[Collected data entries]
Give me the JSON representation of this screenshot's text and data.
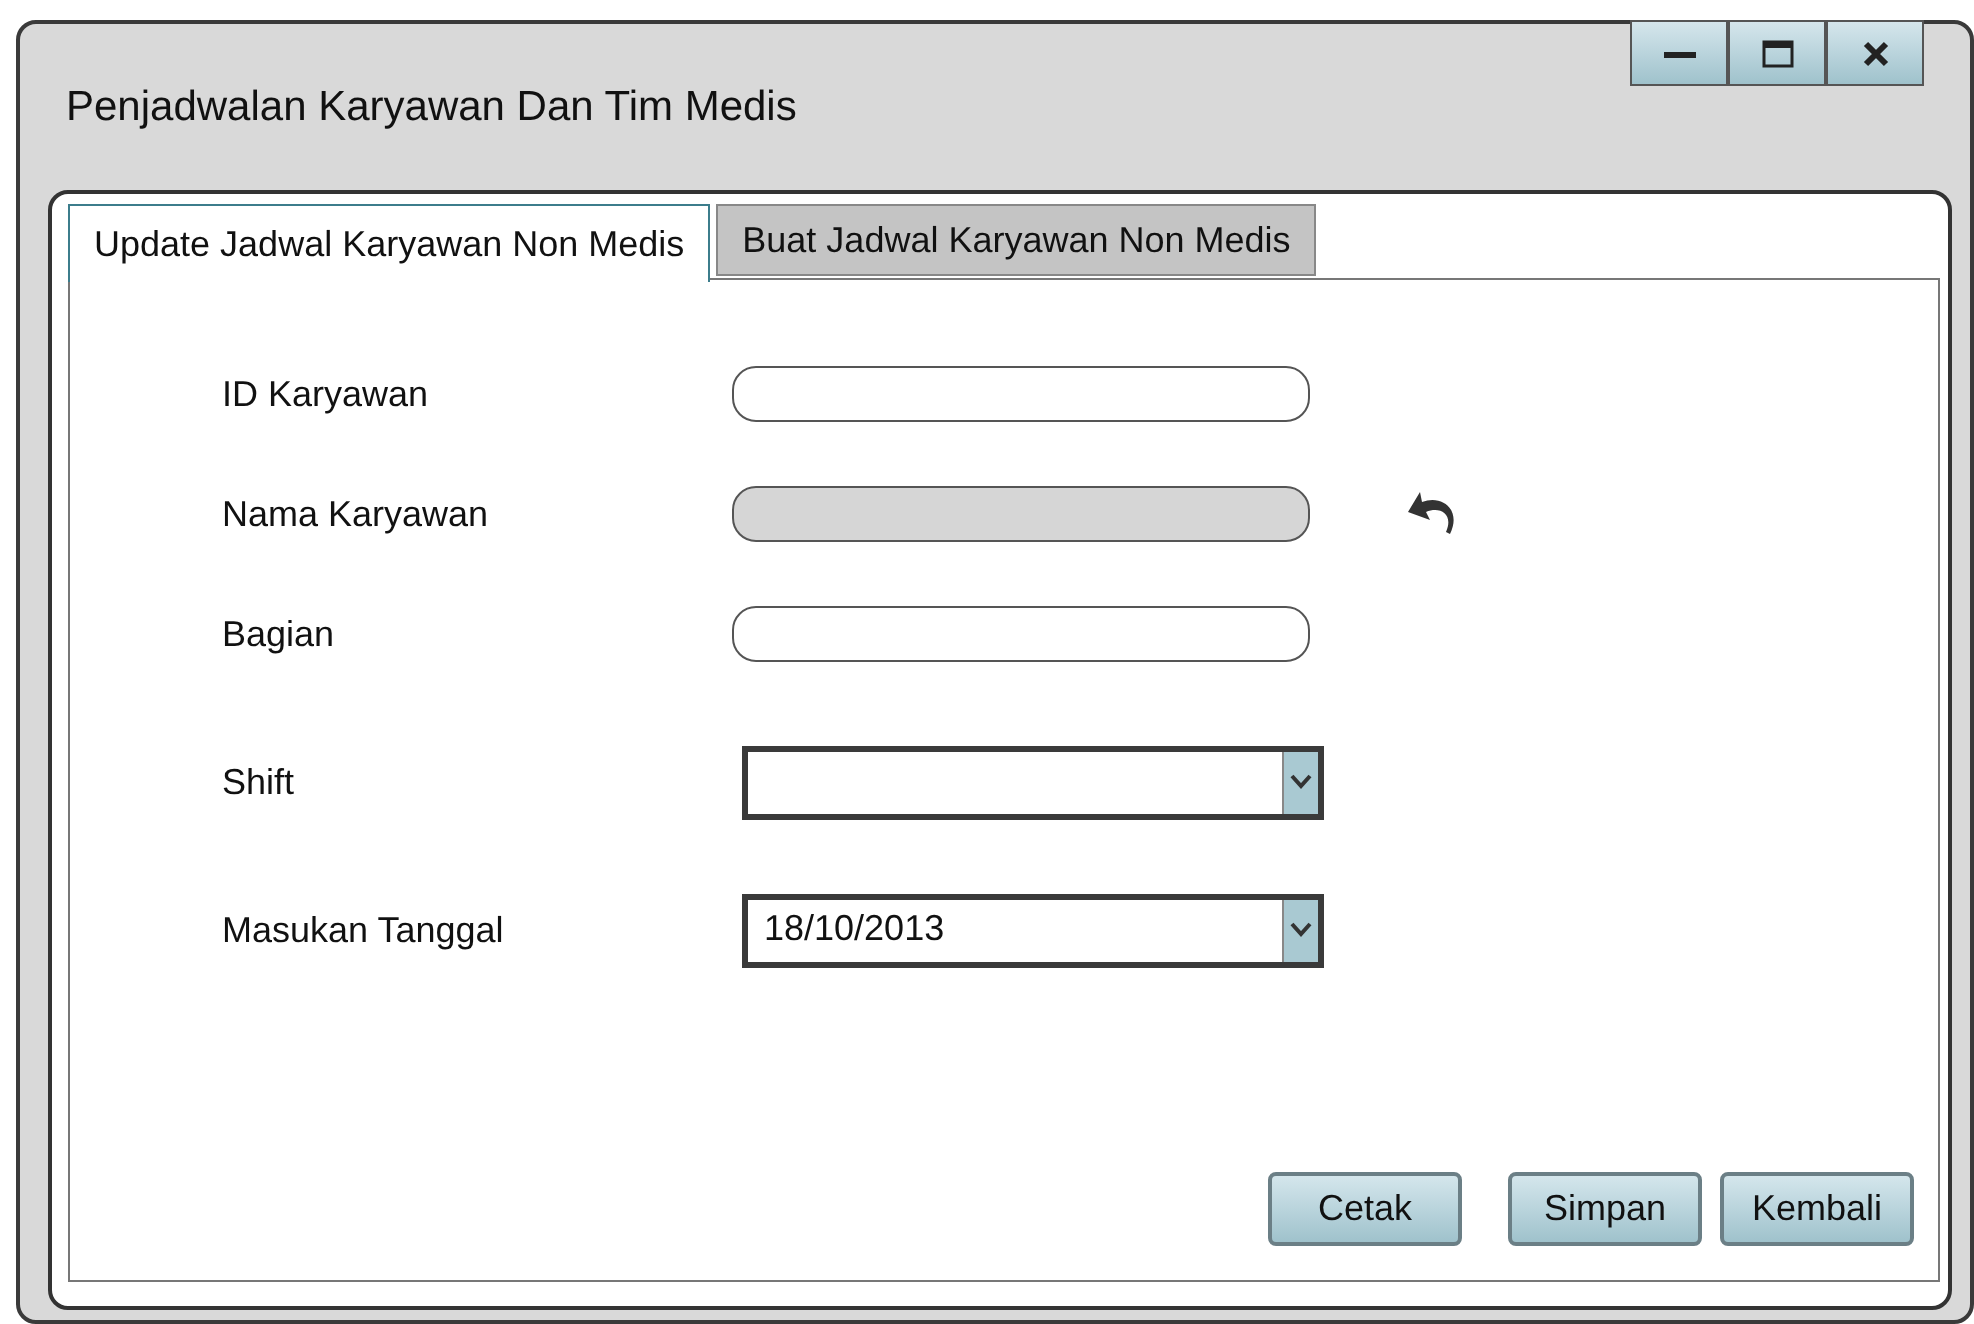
{
  "window": {
    "title": "Penjadwalan Karyawan Dan Tim Medis"
  },
  "tabs": [
    {
      "label": "Update Jadwal Karyawan Non Medis",
      "selected": true
    },
    {
      "label": "Buat Jadwal Karyawan Non Medis",
      "selected": false
    }
  ],
  "fields": [
    {
      "kind": "text",
      "label": "ID Karyawan",
      "disabled": false,
      "undo": false
    },
    {
      "kind": "text",
      "label": "Nama Karyawan",
      "disabled": true,
      "undo": true
    },
    {
      "kind": "text",
      "label": "Bagian",
      "disabled": false,
      "undo": false
    },
    {
      "kind": "select",
      "label": "Shift"
    },
    {
      "kind": "select",
      "label": "Masukan Tanggal",
      "value": "18/10/2013"
    }
  ],
  "buttons": [
    "Cetak",
    "Simpan",
    "Kembali"
  ]
}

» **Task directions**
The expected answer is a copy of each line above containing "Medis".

» **Solved problem**
    "title": "Penjadwalan Karyawan Dan Tim Medis"
      "label": "Update Jadwal Karyawan Non Medis",
      "label": "Buat Jadwal Karyawan Non Medis",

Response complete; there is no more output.